**Your assignment:** Omitting the pictures, output all of the records precisely as written.

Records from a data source
═══

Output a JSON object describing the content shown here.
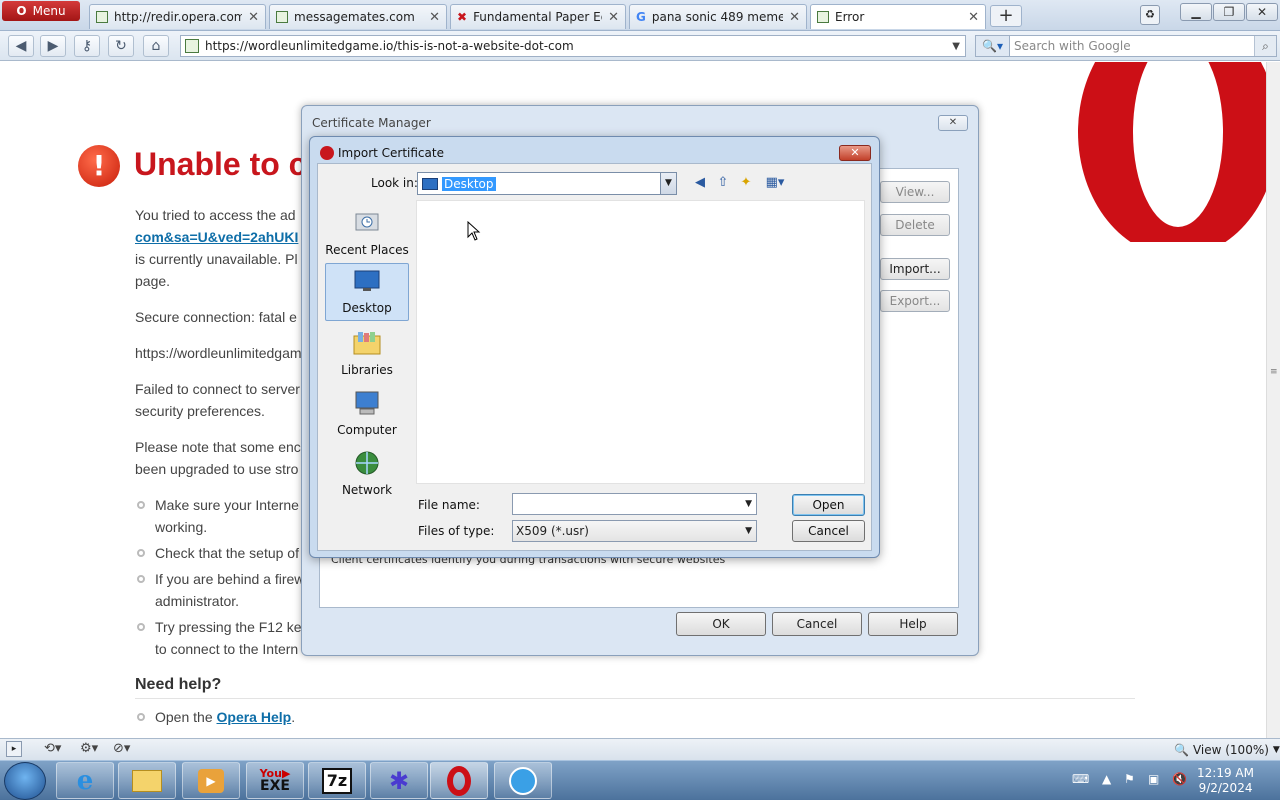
{
  "browser": {
    "menu_label": "Menu",
    "tabs": [
      {
        "title": "http://redir.opera.com..."
      },
      {
        "title": "messagemates.com"
      },
      {
        "title": "Fundamental Paper Ed..."
      },
      {
        "title": "pana sonic 489 meme ..."
      },
      {
        "title": "Error"
      }
    ],
    "url": "https://wordleunlimitedgame.io/this-is-not-a-website-dot-com",
    "search_placeholder": "Search with Google",
    "zoom_label": "View (100%)"
  },
  "page": {
    "error_title": "Unable to c",
    "lines": [
      "You tried to access the ad",
      "com&sa=U&ved=2ahUKI",
      "is currently unavailable. Pl",
      "page.",
      "Secure connection: fatal e",
      "https://wordleunlimitedgam",
      "Failed to connect to server",
      "security preferences.",
      "Please note that some enc",
      "been upgraded to use stro"
    ],
    "bullets": [
      {
        "l1": "Make sure your Interne",
        "l2": "working."
      },
      {
        "l1": "Check that the setup of",
        "l2": ""
      },
      {
        "l1": "If you are behind a firew",
        "l2": "administrator."
      },
      {
        "l1": "Try pressing the F12 ke",
        "l2": "to connect to the Intern"
      }
    ],
    "need_help": "Need help?",
    "help_prefix": "Open the ",
    "help_link": "Opera Help",
    "help_suffix": "."
  },
  "cert_manager": {
    "title": "Certificate Manager",
    "buttons": {
      "view": "View...",
      "delete": "Delete",
      "import": "Import...",
      "export": "Export..."
    },
    "info_text": "Client certificates identify you during transactions with secure websites",
    "ok": "OK",
    "cancel": "Cancel",
    "help": "Help"
  },
  "import_dialog": {
    "title": "Import Certificate",
    "look_in_label": "Look in:",
    "look_in_value": "Desktop",
    "places": [
      "Recent Places",
      "Desktop",
      "Libraries",
      "Computer",
      "Network"
    ],
    "file_name_label": "File name:",
    "file_name_value": "",
    "files_of_type_label": "Files of type:",
    "files_of_type_value": "X509 (*.usr)",
    "open": "Open",
    "cancel": "Cancel"
  },
  "taskbar": {
    "clock_time": "12:19 AM",
    "clock_date": "9/2/2024",
    "exe_label": "EXE",
    "sevenzip_label": "7z"
  }
}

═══

**Answer to this problem:**
Output a JSON object describing the content shown here.
{
  "browser": {
    "menu_label": "Menu",
    "tabs": [
      {
        "title": "http://redir.opera.com..."
      },
      {
        "title": "messagemates.com"
      },
      {
        "title": "Fundamental Paper Ed..."
      },
      {
        "title": "pana sonic 489 meme ..."
      },
      {
        "title": "Error"
      }
    ],
    "url": "https://wordleunlimitedgame.io/this-is-not-a-website-dot-com",
    "search_placeholder": "Search with Google",
    "zoom_label": "View (100%)"
  },
  "page": {
    "error_title": "Unable to c",
    "lines": [
      "You tried to access the ad",
      "com&sa=U&ved=2ahUKI",
      "is currently unavailable. Pl",
      "page.",
      "Secure connection: fatal e",
      "https://wordleunlimitedgam",
      "Failed to connect to server",
      "security preferences.",
      "Please note that some enc",
      "been upgraded to use stro"
    ],
    "bullets": [
      {
        "l1": "Make sure your Interne",
        "l2": "working."
      },
      {
        "l1": "Check that the setup of",
        "l2": ""
      },
      {
        "l1": "If you are behind a firew",
        "l2": "administrator."
      },
      {
        "l1": "Try pressing the F12 ke",
        "l2": "to connect to the Intern"
      }
    ],
    "need_help": "Need help?",
    "help_prefix": "Open the ",
    "help_link": "Opera Help",
    "help_suffix": "."
  },
  "cert_manager": {
    "title": "Certificate Manager",
    "buttons": {
      "view": "View...",
      "delete": "Delete",
      "import": "Import...",
      "export": "Export..."
    },
    "info_text": "Client certificates identify you during transactions with secure websites",
    "ok": "OK",
    "cancel": "Cancel",
    "help": "Help"
  },
  "import_dialog": {
    "title": "Import Certificate",
    "look_in_label": "Look in:",
    "look_in_value": "Desktop",
    "places": [
      "Recent Places",
      "Desktop",
      "Libraries",
      "Computer",
      "Network"
    ],
    "file_name_label": "File name:",
    "file_name_value": "",
    "files_of_type_label": "Files of type:",
    "files_of_type_value": "X509 (*.usr)",
    "open": "Open",
    "cancel": "Cancel"
  },
  "taskbar": {
    "clock_time": "12:19 AM",
    "clock_date": "9/2/2024",
    "exe_label": "EXE",
    "sevenzip_label": "7z"
  }
}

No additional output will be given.